Sup-Infor also publishes studies, dictionaries - that can be either alphabetic (Caribe-Spanish, Nahuatl-Spanish, Spanish-Nahuatl, Mixtec-Spanish...) or pictographic.
Sup-Infor publishes specific programs for linguistic research on texts written in native languages (Nahuatl, Maya, Mixtec, and Otomi with Temoa), as well as programs for the creation or use of pictographic dictionaries, or of dictionaries of the constitutive elements of glyphs and personages (Pohua, Tlachia).
All these publications are free to download, provided the usual copyrights are respected.
The Mohave myth "Yellak" (Goose) was collected by Alfred Louis Kroeber in 1905 as sung by Eagle Sell in the Mohave language. It tells of the making of the Colorado river. The webpage includes short biographies and photos of the epic singers.
The Archaeology Channel, produced by nonprofit Archaeological Legacy Institute, is a streaming-media public education website dedicated to sharing the important messages of archaeology and indigenous peoples.
Doug Dahl is The Arrowhead Guy. Doug is a Master Flintknapper and avocational archeologist and devotes much time to lectures and demonstrations to grade schools, colleges, and museums as well as gatherings and rendezvous, going so far as to donate time teaching the lost art of flintknapping to Native American peoples. His lithic replication is featured in Lithic Artists Guild and many museums. Extensive research goes into all his work, whether hands-on artifact replication or teaching.
The Bauu Institute is dedicated to working with and for American Indians in their fight for self-determination on such matters as cultural impact assessments, archaeological site preservation, ethnobotanical studies, oral tradition documentation, and much more. Please contact us to learn how we can help you.
"If one were induced to point out what special preferential relationships in culture, if any, showed forth in this region it would undoubtedly be the feature's of religious and political autocracy, which latter had assumed under Powhatan the form of a true Algonkian dynasty. "
Yaxuná seemed to have been at the focus of interest for the eastern and western Yucatan hegemonies; it presented many large monumental buildings; it was a very old city, dating to the Middle Preclassic era.
Much of what you will see is unique to this site, emphasizing USD's location on the northern Great Plains. Most relates to the archaeology of the region, but there are links to many other sources. Original material is being added frequently and is listed on the What's New page. There is also information on anthropology at the University of South Dakota, including hypermedia course materials and a student handbook that may be useful to colleagues and students elsewhere REPATRIATION AND REBURIAL ISSUES Many groups, especially indigenous peoples, have profound concerns about the ethical and respectful treatment of the dead by archaeologists, physical anthropologists and museums. The issue is complicated with concerns ranging from academic freedom to the rights of the dead. There is a continuum of opinion about these matters.

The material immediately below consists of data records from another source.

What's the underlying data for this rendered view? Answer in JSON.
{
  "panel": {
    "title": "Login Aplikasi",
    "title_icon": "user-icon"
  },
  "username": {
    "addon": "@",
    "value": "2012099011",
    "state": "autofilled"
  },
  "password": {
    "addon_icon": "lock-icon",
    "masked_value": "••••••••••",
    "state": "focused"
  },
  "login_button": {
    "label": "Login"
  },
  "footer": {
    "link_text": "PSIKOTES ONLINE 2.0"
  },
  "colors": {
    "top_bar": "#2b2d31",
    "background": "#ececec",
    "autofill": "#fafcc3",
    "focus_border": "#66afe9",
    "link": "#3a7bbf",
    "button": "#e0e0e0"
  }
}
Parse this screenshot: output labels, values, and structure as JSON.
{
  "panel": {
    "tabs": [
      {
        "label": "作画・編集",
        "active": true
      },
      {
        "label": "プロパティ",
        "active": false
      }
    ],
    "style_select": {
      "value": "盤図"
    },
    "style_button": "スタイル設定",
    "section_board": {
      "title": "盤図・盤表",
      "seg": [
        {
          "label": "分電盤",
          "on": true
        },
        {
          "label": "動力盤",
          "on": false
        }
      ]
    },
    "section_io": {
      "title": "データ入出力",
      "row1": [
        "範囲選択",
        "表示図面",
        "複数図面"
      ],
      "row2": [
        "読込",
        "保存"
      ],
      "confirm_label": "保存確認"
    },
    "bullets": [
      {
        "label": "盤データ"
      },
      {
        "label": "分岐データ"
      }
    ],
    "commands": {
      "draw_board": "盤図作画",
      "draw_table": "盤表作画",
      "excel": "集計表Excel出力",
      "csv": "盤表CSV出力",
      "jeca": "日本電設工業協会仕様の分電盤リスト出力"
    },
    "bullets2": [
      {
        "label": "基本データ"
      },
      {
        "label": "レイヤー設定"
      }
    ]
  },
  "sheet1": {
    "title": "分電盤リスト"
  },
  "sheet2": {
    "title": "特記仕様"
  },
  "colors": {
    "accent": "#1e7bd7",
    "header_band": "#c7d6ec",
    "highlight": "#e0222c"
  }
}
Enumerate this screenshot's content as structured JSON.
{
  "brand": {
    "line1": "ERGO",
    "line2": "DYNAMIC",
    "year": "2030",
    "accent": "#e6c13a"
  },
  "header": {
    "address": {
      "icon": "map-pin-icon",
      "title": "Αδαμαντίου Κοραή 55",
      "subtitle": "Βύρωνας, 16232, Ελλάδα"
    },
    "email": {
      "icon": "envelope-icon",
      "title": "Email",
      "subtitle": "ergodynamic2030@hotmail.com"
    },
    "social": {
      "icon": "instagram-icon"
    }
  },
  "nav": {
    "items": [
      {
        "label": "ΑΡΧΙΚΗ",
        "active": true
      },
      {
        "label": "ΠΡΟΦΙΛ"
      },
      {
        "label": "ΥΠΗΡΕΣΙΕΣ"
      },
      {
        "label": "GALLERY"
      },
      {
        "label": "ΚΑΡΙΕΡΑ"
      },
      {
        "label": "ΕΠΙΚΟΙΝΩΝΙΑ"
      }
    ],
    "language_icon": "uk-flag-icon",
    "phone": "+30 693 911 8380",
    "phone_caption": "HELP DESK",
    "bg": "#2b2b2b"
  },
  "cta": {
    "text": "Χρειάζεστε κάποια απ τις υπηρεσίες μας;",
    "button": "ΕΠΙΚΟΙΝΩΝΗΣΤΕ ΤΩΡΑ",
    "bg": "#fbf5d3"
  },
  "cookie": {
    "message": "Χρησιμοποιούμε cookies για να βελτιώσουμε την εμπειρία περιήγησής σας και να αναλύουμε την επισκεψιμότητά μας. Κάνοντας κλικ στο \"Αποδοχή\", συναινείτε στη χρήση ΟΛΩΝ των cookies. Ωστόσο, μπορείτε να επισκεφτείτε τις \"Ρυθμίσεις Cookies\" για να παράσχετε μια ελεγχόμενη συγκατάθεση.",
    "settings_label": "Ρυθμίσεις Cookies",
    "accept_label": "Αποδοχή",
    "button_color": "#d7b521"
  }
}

The Ur-List: Web Resources for Visual Anthropology facilitates web searches by cross-indexing
three hundred and seventy-five anthropological sites according to the categories of information
The important concepts in this chapter have to do with cultural conflicts and cultural exchange between Europeans and Native Americans on the western Virginia frontier from 1750-1796. The different cultures conflicted, of course, over land use and settlement.
The web site of the Yasuni National Park Expedition, Ecuador 1999. This research group from Royal Holloway, University of London, worked with the Huaorani of the Rio Shiripuno in the Ecuadorian Amazon. We were working with them to study issues surrounding possible increases in tourism in their communities, as well as documenting the changing aspects of their culture. Site is in English and Spanish
Focuses on the American continent, past and present. Informs those interested in the developments in archaeological, (art)historical, anthropological and linguistic research on and in North, Central and South America, as well as the Caribbean.